Of Murder, Adultery and KingshipShemuel II 11 recounts the story of David's sin with Batsheva without any attempt to obscure the king's objectionable behavior. According to a simple reading of the verses, David commits adultery with Batsheva and then has her husband, Uriah, killed in battle so as to marry her and cover up the sin. Given such heinous crimes, how is it that David did not lose his kingship? Moreover, why did he merit dynastic rule through Shelomo specifically, a son born to Batsheva? Finally, why was David even allowed to stay married to Batsheva? Is not the woman with whom one commits adultery prohibited to the adulterer, and are not any children born of the union considered illegitimate?
Natan's ParableChapter 12 is devoted to Natan's chastisement of David. He tells a parable of a rich man who, wishing to spare his own sheep, steals a lamb from a poor man to prepare it for a guest. Though it is easy to match the characters in the analogy with David, Batsheva and Uriah, not all of the events fit perfectly. For example, it is the lamb (= Batsheva), rather than the poor man (=Uriah) who is killed. In addition, no where is there an equivalent to the act of committing adultery. Are these variations significant or are they natural changes for the purpose of the analogy? Regardless, why does Natan choose to rebuke David in this indirect way rather than straightforwardly accusing him of his crimes?
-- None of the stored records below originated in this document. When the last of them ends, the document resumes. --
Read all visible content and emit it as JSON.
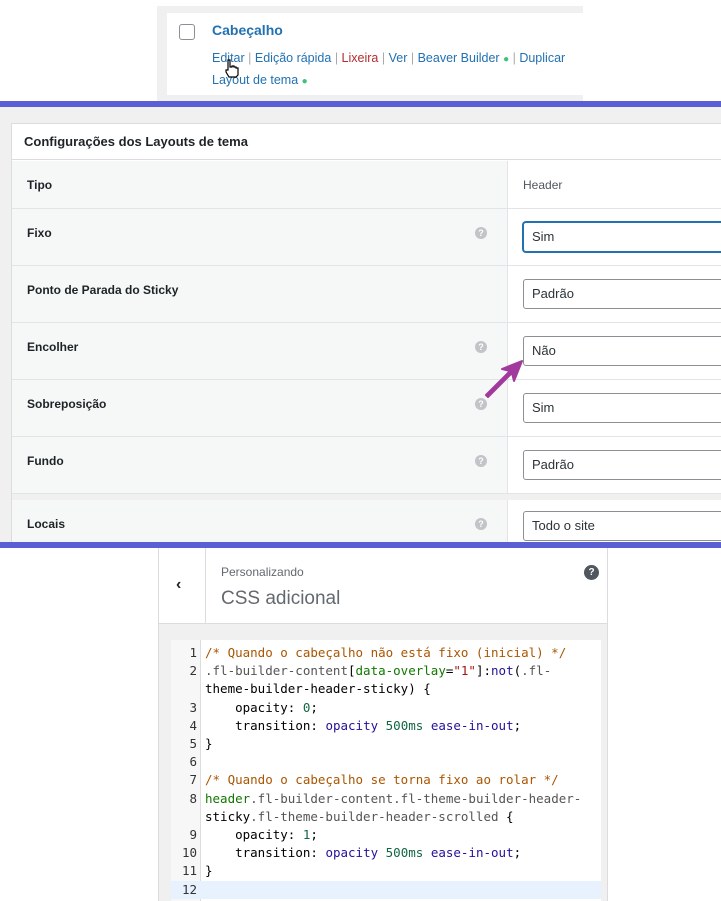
{
  "post_row": {
    "title": "Cabeçalho",
    "actions": {
      "edit": "Editar",
      "quick_edit": "Edição rápida",
      "trash": "Lixeira",
      "view": "Ver",
      "beaver_builder": "Beaver Builder",
      "duplicate": "Duplicar",
      "theme_layout": "Layout de tema",
      "separator": "|",
      "dot": "●"
    }
  },
  "settings": {
    "title": "Configurações dos Layouts de tema",
    "help_glyph": "?",
    "rows": [
      {
        "label": "Tipo",
        "value": "Header"
      },
      {
        "label": "Fixo",
        "value": "Sim"
      },
      {
        "label": "Ponto de Parada do Sticky",
        "value": "Padrão"
      },
      {
        "label": "Encolher",
        "value": "Não"
      },
      {
        "label": "Sobreposição",
        "value": "Sim"
      },
      {
        "label": "Fundo",
        "value": "Padrão"
      },
      {
        "label": "Locais",
        "value": "Todo o site"
      }
    ]
  },
  "customizer": {
    "back_glyph": "‹",
    "subtitle": "Personalizando",
    "title": "CSS adicional",
    "help_glyph": "?"
  },
  "code_editor": {
    "line_numbers": [
      "1",
      "2",
      "",
      "3",
      "4",
      "5",
      "6",
      "7",
      "8",
      "",
      "9",
      "10",
      "11",
      "12"
    ],
    "lines": [
      "/* Quando o cabeçalho não está fixo (inicial) */",
      ".fl-builder-content[data-overlay=\"1\"]:not(.fl-",
      "theme-builder-header-sticky) {",
      "    opacity: 0;",
      "    transition: opacity 500ms ease-in-out;",
      "}",
      "",
      "/* Quando o cabeçalho se torna fixo ao rolar */",
      "header.fl-builder-content.fl-theme-builder-header-",
      "sticky.fl-theme-builder-header-scrolled {",
      "    opacity: 1;",
      "    transition: opacity 500ms ease-in-out;",
      "}",
      ""
    ]
  },
  "colors": {
    "link": "#2271b1",
    "trash": "#b32d2e",
    "divider": "#5b5fd6",
    "annotation_arrow": "#a23a9e",
    "active_line": "#e8f2ff"
  }
}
"כל האומר דוד חטא אינו אלא טועה"R. Yonatan in Bavli Shabbat declares David's innocence in the famous statement: "כל האומר דוד חטא אינו אלא טועה" (All who say that David sinned must be mistaken). He absolves David of guilt regarding both the murder of Uriah and adultery with Batsheva. Can his statement be reconciled with the simple sense of the verses? Is it motivated simply by a desire to exonerate David, or are there any textual reasons to take such a position? Finally, if David was in fact innocent, then why don't the verses reflect this?
In the Approaches section, we will explore various understandings of the extent of David's sin and the textual supports for each position.